For the purposes of the story, it’s simplest to presume that, in the world of the Commonwealth, development of science takes place at essentially the same pace and sequence, and with much the same developers, as in our own timeline.
Within the Commonwealth itself, though, there are some significant sources of difference:
- the egalitarian sociopolitics of the Commonwealth bring far more women into science, right from the start, in effect almost doubling the scientific workforce, and expanding the scope of science more into areas such as health at an earlier stage than in our timeline
- the same sociopolitics mean that women-scientists known in our timeline, such as Caroline Herschel and Ada Lovelace are also more overtly credited with their discoveries
- the earlier focus of science on health also means that key women such as Ada Lovelace live longer to deliver on their scientific promise and prowess

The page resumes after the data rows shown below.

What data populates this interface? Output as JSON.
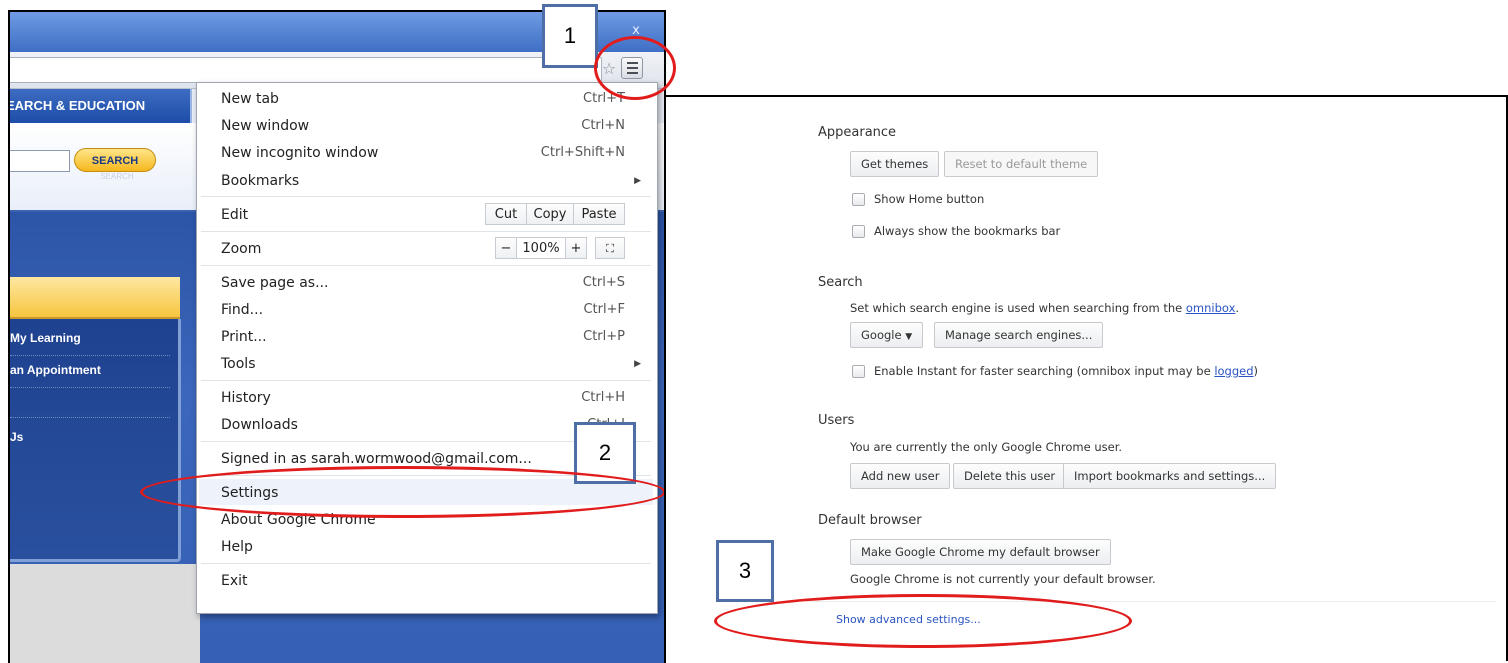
{
  "left": {
    "window_close_glyph": "x",
    "site_nav_label": "EARCH & EDUCATION",
    "search_button": "SEARCH",
    "search_ghost": "SEARCH",
    "side_links": [
      "My Learning",
      "an Appointment",
      "Js"
    ]
  },
  "menu": {
    "new_tab": {
      "label": "New tab",
      "shortcut": "Ctrl+T"
    },
    "new_window": {
      "label": "New window",
      "shortcut": "Ctrl+N"
    },
    "new_incognito": {
      "label": "New incognito window",
      "shortcut": "Ctrl+Shift+N"
    },
    "bookmarks": {
      "label": "Bookmarks"
    },
    "edit": {
      "label": "Edit",
      "cut": "Cut",
      "copy": "Copy",
      "paste": "Paste"
    },
    "zoom": {
      "label": "Zoom",
      "minus": "−",
      "level": "100%",
      "plus": "+"
    },
    "save_page": {
      "label": "Save page as...",
      "shortcut": "Ctrl+S"
    },
    "find": {
      "label": "Find...",
      "shortcut": "Ctrl+F"
    },
    "print": {
      "label": "Print...",
      "shortcut": "Ctrl+P"
    },
    "tools": {
      "label": "Tools"
    },
    "history": {
      "label": "History",
      "shortcut": "Ctrl+H"
    },
    "downloads": {
      "label": "Downloads",
      "shortcut": "Ctrl+J"
    },
    "signed_in": {
      "label": "Signed in as sarah.wormwood@gmail.com..."
    },
    "settings": {
      "label": "Settings"
    },
    "about": {
      "label": "About Google Chrome"
    },
    "help": {
      "label": "Help"
    },
    "exit": {
      "label": "Exit"
    }
  },
  "callouts": {
    "one": "1",
    "two": "2",
    "three": "3"
  },
  "settings": {
    "appearance": {
      "title": "Appearance",
      "get_themes": "Get themes",
      "reset_theme": "Reset to default theme",
      "show_home": "Show Home button",
      "bookmarks_bar": "Always show the bookmarks bar"
    },
    "search": {
      "title": "Search",
      "desc_before": "Set which search engine is used when searching from the ",
      "desc_link": "omnibox",
      "desc_after": ".",
      "engine": "Google",
      "manage": "Manage search engines...",
      "instant_before": "Enable Instant for faster searching (omnibox input may be ",
      "instant_link": "logged",
      "instant_after": ")"
    },
    "users": {
      "title": "Users",
      "desc": "You are currently the only Google Chrome user.",
      "add": "Add new user",
      "delete": "Delete this user",
      "import": "Import bookmarks and settings..."
    },
    "default_browser": {
      "title": "Default browser",
      "make_default": "Make Google Chrome my default browser",
      "status": "Google Chrome is not currently your default browser."
    },
    "advanced_link": "Show advanced settings..."
  },
  "colors": {
    "annotation_red": "#e11c1c",
    "callout_border": "#4e6fa5",
    "link_blue": "#2a54c2"
  }
}
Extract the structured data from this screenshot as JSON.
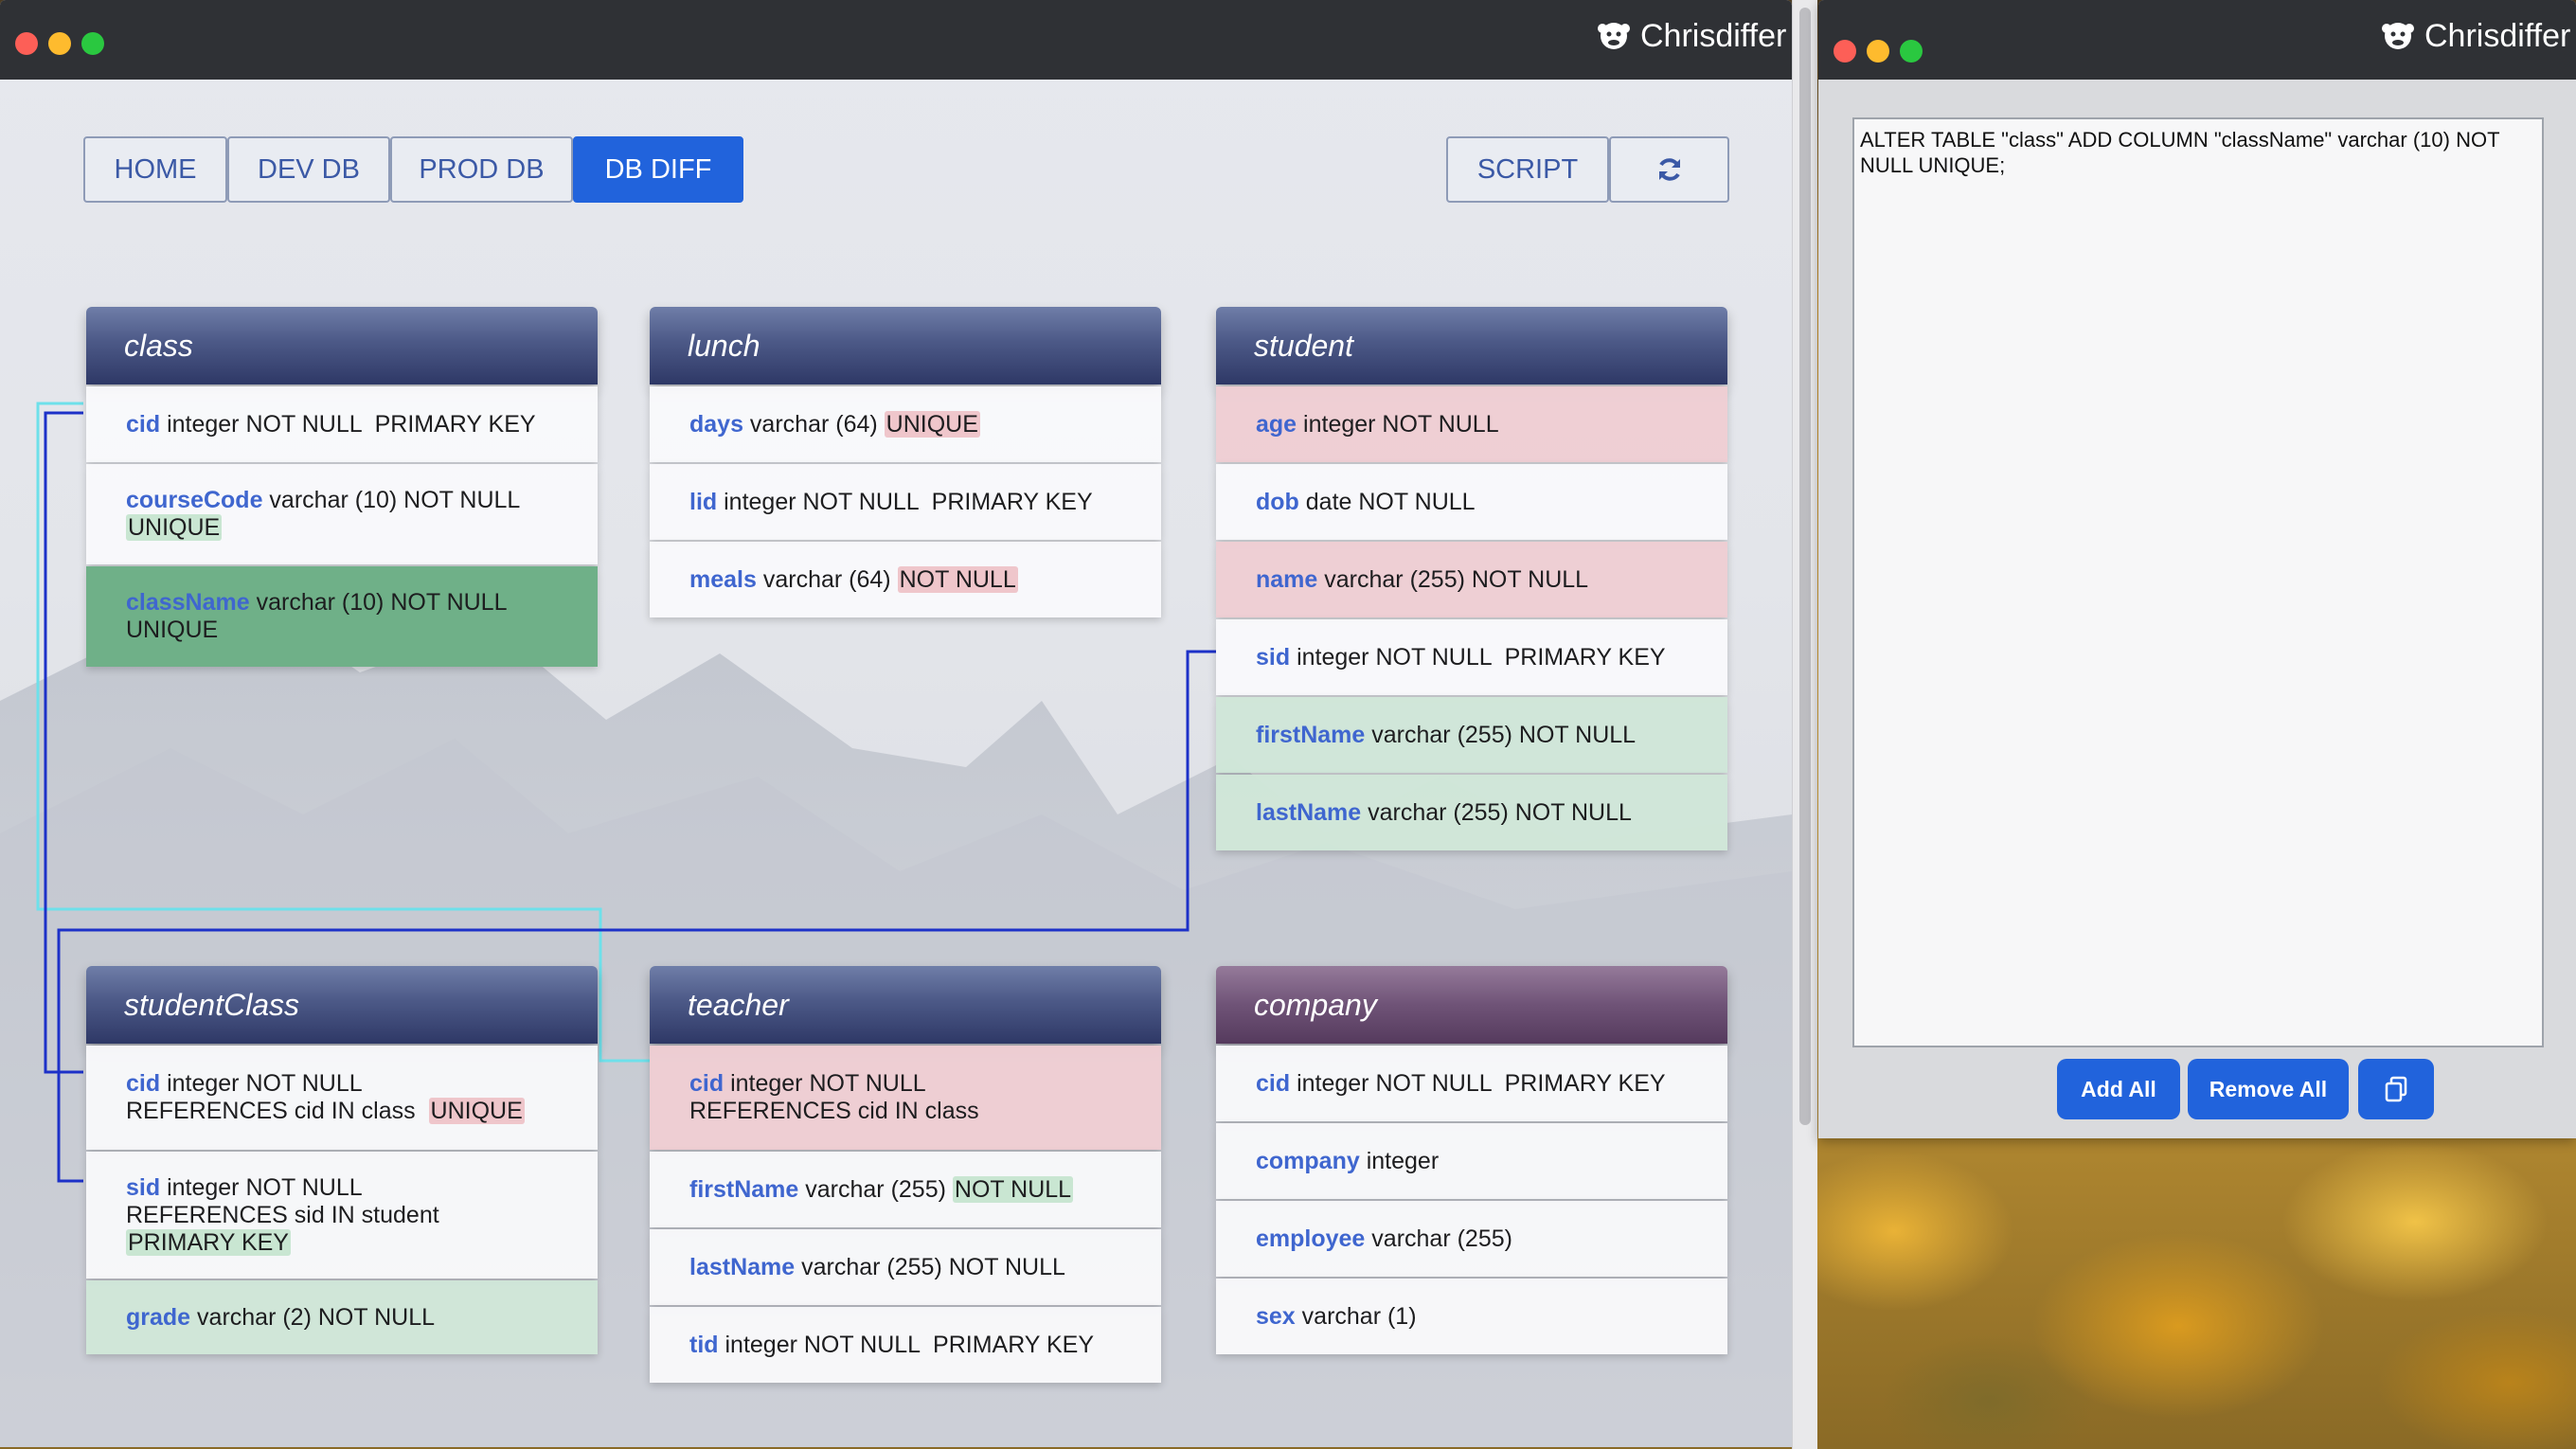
{
  "app": {
    "title": "Chrisdiffer"
  },
  "nav": {
    "home": "HOME",
    "dev_db": "DEV DB",
    "prod_db": "PROD DB",
    "db_diff": "DB DIFF",
    "script": "SCRIPT",
    "refresh_icon": "refresh-icon"
  },
  "colors": {
    "accent": "#2163dc",
    "header": "#3d4877",
    "company_header": "#6a5174",
    "added": "#6fb088",
    "missing": "#eecdd3",
    "new_field": "#d0e6d8"
  },
  "tables": {
    "class": {
      "name": "class",
      "rows": [
        {
          "col": "cid",
          "lines": [
            " integer NOT NULL  PRIMARY KEY"
          ]
        },
        {
          "col": "courseCode",
          "lines": [
            " varchar (10) NOT NULL"
          ],
          "extra": "UNIQUE"
        },
        {
          "col": "className",
          "lines": [
            " varchar (10) NOT NULL",
            "UNIQUE"
          ]
        }
      ]
    },
    "lunch": {
      "name": "lunch",
      "rows": [
        {
          "col": "days",
          "text": " varchar (64) ",
          "badge": "UNIQUE"
        },
        {
          "col": "lid",
          "text": " integer NOT NULL  PRIMARY KEY"
        },
        {
          "col": "meals",
          "text": " varchar (64) ",
          "badge": "NOT NULL"
        }
      ]
    },
    "student": {
      "name": "student",
      "rows": [
        {
          "col": "age",
          "text": " integer NOT NULL"
        },
        {
          "col": "dob",
          "text": " date NOT NULL"
        },
        {
          "col": "name",
          "text": " varchar (255) NOT NULL"
        },
        {
          "col": "sid",
          "text": " integer NOT NULL  PRIMARY KEY"
        },
        {
          "col": "firstName",
          "text": " varchar (255) NOT NULL"
        },
        {
          "col": "lastName",
          "text": " varchar (255) NOT NULL"
        }
      ]
    },
    "studentClass": {
      "name": "studentClass",
      "rows": [
        {
          "col": "cid",
          "line1": " integer NOT NULL",
          "line2": "REFERENCES cid IN class  ",
          "badge": "UNIQUE"
        },
        {
          "col": "sid",
          "line1": " integer NOT NULL",
          "line2": "REFERENCES sid IN student",
          "badge": "PRIMARY KEY"
        },
        {
          "col": "grade",
          "text": " varchar (2) NOT NULL"
        }
      ]
    },
    "teacher": {
      "name": "teacher",
      "rows": [
        {
          "col": "cid",
          "line1": " integer NOT NULL",
          "line2": "REFERENCES cid IN class"
        },
        {
          "col": "firstName",
          "text": " varchar (255) ",
          "badge": "NOT NULL"
        },
        {
          "col": "lastName",
          "text": " varchar (255) NOT NULL"
        },
        {
          "col": "tid",
          "text": " integer NOT NULL  PRIMARY KEY"
        }
      ]
    },
    "company": {
      "name": "company",
      "rows": [
        {
          "col": "cid",
          "text": " integer NOT NULL  PRIMARY KEY"
        },
        {
          "col": "company",
          "text": " integer"
        },
        {
          "col": "employee",
          "text": " varchar (255)"
        },
        {
          "col": "sex",
          "text": " varchar (1)"
        }
      ]
    }
  },
  "script_panel": {
    "title": "Chrisdiffer",
    "script_text": "ALTER TABLE \"class\" ADD COLUMN \"className\" varchar (10) NOT NULL UNIQUE;",
    "add_all": "Add All",
    "remove_all": "Remove All",
    "copy_icon": "copy-icon"
  }
}
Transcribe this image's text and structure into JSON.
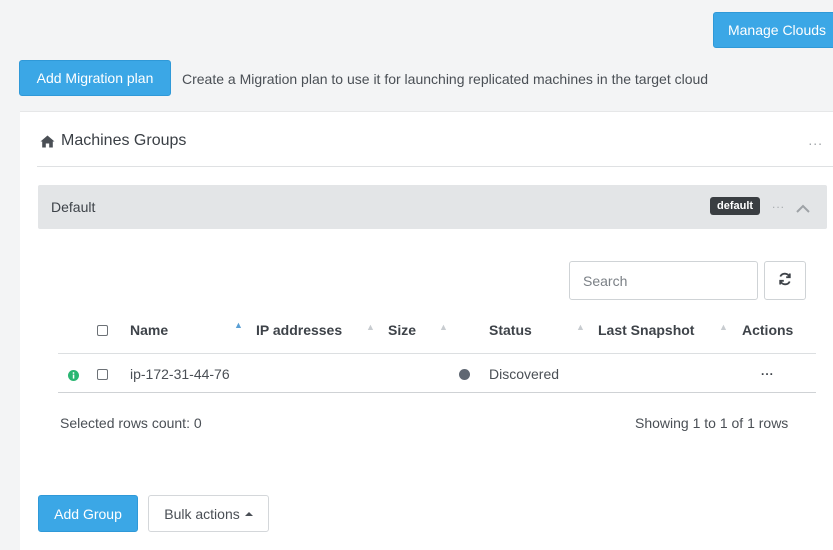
{
  "toolbar": {
    "manage_clouds_label": "Manage Clouds",
    "add_migration_label": "Add Migration plan",
    "migration_description": "Create a Migration plan to use it for launching replicated machines in the target cloud"
  },
  "panel": {
    "title": "Machines Groups",
    "icon": "home-icon",
    "menu_label": "..."
  },
  "group": {
    "name": "Default",
    "badge": "default",
    "menu_label": "...",
    "chevron_icon": "chevron-up-icon"
  },
  "table": {
    "search_placeholder": "Search",
    "refresh_icon": "refresh-icon",
    "columns": [
      "Name",
      "IP addresses",
      "Size",
      "Status",
      "Last Snapshot",
      "Actions"
    ],
    "rows": [
      {
        "name": "ip-172-31-44-76",
        "ip_addresses": "",
        "size": "",
        "status": "Discovered",
        "last_snapshot": "",
        "actions": "..."
      }
    ],
    "selected_rows": "Selected rows count: 0",
    "showing": "Showing 1 to 1 of 1 rows"
  },
  "footer": {
    "add_group_label": "Add Group",
    "bulk_actions_label": "Bulk actions"
  },
  "colors": {
    "primary": "#3ba7e6",
    "info_icon": "#2bb673",
    "status_dot": "#5f6772",
    "badge_bg": "#3a3e42"
  }
}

For the technology of vinery – unique to the Commonwealth, and in part crucial to its success – there is a strong continued quest for the underlying science throughout the entire period of that timeline. But since the core and unique factors in the technology essentially operate at a cellular or sub-cellular level, the science remains elusive until instrumentation capable of working at that level can be developed – which, in their timeline as in ours, does not even begin to become available until toward the very end of the 19th-century.
Last Update: August 26, 2017